In 1950, when the number of incarcerated Americans was around one-fifth of today’s levels, LIFE published an exposé on a prison south of the border, Mexico City’s Black Palace of Lecumberri. Prison is not designed to be pleasant, but the Black Palace was so dangerous, dirty and degraded as to inspire LIFE to describe it “an animal cage for great and petty criminals who … murdered each other in knife brawls and lived in depravity in overcrowded cells.”
Following a crime wave in 1949, the prison administration brought in a new warden to oversee the 4,000 inmates, who were living in a facility built for half that number.

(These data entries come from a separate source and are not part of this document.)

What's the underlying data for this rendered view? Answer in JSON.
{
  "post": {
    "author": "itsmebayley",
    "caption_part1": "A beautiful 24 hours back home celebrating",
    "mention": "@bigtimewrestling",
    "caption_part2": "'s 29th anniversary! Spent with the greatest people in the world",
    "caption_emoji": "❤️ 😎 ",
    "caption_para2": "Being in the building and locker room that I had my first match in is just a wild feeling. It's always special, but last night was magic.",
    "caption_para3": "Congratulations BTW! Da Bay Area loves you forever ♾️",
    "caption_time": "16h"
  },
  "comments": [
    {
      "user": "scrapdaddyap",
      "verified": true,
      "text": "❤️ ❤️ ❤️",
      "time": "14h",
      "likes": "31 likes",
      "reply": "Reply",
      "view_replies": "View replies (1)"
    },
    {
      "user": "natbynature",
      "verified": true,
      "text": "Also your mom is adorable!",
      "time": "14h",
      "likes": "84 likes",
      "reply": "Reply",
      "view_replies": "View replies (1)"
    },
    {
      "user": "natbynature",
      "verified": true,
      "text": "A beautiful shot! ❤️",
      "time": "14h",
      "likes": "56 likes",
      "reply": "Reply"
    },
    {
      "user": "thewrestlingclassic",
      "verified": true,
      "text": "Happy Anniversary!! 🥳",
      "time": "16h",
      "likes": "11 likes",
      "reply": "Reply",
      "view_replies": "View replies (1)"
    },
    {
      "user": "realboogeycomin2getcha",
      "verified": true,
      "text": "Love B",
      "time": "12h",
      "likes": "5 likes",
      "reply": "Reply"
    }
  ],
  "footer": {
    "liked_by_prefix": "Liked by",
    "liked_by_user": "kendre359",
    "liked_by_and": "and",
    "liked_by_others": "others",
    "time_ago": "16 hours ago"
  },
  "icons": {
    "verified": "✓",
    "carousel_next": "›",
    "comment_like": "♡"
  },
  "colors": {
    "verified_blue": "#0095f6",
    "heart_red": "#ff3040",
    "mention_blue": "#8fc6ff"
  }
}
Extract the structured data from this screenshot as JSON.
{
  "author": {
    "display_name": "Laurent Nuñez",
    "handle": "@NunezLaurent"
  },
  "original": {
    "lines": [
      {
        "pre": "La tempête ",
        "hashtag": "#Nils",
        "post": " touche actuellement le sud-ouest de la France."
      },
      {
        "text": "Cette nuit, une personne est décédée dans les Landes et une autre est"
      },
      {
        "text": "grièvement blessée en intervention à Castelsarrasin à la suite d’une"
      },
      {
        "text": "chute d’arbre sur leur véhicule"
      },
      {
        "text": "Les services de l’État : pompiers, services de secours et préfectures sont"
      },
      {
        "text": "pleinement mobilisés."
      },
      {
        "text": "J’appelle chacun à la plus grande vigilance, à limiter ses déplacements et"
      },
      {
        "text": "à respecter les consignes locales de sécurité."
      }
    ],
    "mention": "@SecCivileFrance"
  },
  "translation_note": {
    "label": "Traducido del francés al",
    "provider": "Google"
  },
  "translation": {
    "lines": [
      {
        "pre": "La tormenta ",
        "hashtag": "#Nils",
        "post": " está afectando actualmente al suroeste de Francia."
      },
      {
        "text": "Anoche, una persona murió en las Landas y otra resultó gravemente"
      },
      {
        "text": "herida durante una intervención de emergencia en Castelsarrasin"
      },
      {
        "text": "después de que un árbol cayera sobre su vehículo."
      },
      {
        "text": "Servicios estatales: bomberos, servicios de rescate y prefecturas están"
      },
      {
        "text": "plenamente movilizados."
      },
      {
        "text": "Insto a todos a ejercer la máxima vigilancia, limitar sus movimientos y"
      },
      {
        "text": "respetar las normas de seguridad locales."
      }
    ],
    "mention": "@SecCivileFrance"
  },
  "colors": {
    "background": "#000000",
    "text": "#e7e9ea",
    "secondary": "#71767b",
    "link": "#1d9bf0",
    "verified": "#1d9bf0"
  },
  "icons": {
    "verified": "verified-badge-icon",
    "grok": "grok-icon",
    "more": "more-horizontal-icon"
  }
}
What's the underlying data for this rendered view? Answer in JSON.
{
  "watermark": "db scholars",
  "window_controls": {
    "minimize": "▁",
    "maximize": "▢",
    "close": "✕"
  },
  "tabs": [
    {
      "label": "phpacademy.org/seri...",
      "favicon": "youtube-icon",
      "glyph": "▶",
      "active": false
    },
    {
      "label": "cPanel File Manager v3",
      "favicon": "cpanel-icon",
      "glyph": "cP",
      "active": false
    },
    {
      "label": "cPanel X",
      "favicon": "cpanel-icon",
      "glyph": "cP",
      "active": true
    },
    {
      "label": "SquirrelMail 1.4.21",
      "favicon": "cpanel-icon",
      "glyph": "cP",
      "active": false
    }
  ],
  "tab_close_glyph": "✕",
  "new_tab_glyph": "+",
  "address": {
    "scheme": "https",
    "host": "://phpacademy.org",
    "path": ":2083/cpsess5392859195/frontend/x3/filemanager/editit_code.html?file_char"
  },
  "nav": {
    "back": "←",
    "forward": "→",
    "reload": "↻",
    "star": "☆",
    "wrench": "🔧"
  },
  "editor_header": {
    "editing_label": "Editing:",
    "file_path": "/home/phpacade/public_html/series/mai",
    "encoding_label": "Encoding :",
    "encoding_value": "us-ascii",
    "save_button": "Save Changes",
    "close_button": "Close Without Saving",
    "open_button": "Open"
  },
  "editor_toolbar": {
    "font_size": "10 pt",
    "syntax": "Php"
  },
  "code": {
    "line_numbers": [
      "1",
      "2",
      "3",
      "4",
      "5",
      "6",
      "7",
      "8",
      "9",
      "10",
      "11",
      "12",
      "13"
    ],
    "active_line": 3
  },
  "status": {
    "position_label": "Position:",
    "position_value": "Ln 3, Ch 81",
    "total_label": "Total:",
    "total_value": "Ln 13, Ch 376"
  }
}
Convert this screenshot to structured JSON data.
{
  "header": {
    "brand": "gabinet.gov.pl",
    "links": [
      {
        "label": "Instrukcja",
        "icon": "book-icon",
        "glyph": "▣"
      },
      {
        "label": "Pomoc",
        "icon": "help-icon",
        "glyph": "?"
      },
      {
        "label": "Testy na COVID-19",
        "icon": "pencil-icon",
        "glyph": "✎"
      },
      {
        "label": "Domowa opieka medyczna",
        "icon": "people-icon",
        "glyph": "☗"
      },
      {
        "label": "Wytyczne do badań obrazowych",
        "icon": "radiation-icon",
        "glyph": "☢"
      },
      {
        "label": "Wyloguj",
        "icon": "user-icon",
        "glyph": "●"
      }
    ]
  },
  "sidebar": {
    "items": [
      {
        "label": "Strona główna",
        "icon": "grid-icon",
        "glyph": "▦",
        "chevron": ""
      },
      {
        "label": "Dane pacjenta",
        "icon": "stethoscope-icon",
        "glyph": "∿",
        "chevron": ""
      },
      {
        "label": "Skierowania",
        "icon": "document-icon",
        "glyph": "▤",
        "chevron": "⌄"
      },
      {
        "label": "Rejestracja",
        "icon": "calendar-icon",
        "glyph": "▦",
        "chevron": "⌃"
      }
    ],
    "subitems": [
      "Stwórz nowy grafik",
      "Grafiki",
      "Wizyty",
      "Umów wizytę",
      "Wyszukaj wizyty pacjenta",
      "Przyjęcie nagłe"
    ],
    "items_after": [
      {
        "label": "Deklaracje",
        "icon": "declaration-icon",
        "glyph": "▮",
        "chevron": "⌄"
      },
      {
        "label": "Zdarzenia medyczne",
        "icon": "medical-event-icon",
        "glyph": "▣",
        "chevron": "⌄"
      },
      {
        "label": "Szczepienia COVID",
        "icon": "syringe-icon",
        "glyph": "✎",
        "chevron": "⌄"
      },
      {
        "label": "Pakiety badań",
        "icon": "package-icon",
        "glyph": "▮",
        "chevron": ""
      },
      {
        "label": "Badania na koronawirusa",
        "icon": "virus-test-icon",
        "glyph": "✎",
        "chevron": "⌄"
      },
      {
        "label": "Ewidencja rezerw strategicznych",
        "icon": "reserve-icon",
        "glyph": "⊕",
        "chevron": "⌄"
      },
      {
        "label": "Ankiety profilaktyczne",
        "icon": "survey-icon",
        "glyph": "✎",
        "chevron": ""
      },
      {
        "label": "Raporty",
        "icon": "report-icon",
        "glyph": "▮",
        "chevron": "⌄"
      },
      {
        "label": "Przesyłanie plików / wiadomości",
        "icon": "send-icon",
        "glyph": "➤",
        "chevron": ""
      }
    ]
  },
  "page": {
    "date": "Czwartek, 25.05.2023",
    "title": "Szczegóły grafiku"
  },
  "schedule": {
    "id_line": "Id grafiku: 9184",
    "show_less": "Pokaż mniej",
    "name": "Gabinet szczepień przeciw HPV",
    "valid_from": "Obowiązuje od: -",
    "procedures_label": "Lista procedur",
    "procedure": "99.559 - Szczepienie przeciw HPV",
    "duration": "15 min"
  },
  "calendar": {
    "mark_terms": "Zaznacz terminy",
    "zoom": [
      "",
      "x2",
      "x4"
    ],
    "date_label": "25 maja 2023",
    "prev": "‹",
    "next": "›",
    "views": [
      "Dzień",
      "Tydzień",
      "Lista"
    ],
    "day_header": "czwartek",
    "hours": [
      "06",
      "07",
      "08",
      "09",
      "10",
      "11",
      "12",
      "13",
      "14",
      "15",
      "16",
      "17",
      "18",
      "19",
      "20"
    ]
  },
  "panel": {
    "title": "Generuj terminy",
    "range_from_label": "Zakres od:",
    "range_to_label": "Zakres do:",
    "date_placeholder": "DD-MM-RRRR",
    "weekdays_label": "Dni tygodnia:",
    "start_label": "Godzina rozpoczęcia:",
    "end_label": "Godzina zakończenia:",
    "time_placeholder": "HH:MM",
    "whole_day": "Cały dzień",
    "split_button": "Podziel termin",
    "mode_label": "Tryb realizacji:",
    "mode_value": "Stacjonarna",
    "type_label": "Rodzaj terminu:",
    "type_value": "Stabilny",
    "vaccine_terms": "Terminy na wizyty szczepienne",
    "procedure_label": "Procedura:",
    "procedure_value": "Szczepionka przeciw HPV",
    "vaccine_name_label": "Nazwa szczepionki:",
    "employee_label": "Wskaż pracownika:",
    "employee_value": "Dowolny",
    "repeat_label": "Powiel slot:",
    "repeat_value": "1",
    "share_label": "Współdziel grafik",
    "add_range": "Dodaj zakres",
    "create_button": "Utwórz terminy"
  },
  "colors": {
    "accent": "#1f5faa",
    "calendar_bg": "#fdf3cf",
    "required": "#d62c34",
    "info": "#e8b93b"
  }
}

Colonel Francisco Linares introduced a militaristic management style while maintaining some of the prison’s unusual freedoms: City postmen brought letters directly to cells, wealthier inmates could employ other inmates as servants and conjugal visits were permitted—for male inmates only—with the intention of preventing homosexual activity.
As for the female prisoners, who made up 10% of the population and three dozen of whom were mothers, many found better nutrition and education within the prison’s walls than in their impoverished lives outside of prison.
Linares openly eschewed penal pedagogy, resorting to special measures for what he deemed a special situation. “We can’t run an Alcatraz, a Leavenworth or a Sing Sing here,” he explained. “We have to run this place a la Mexicana.”
Liz Ronk, who edited this gallery, is the Photo Editor for LIFE.com. Follow her on Twitter at @LizabethRonk.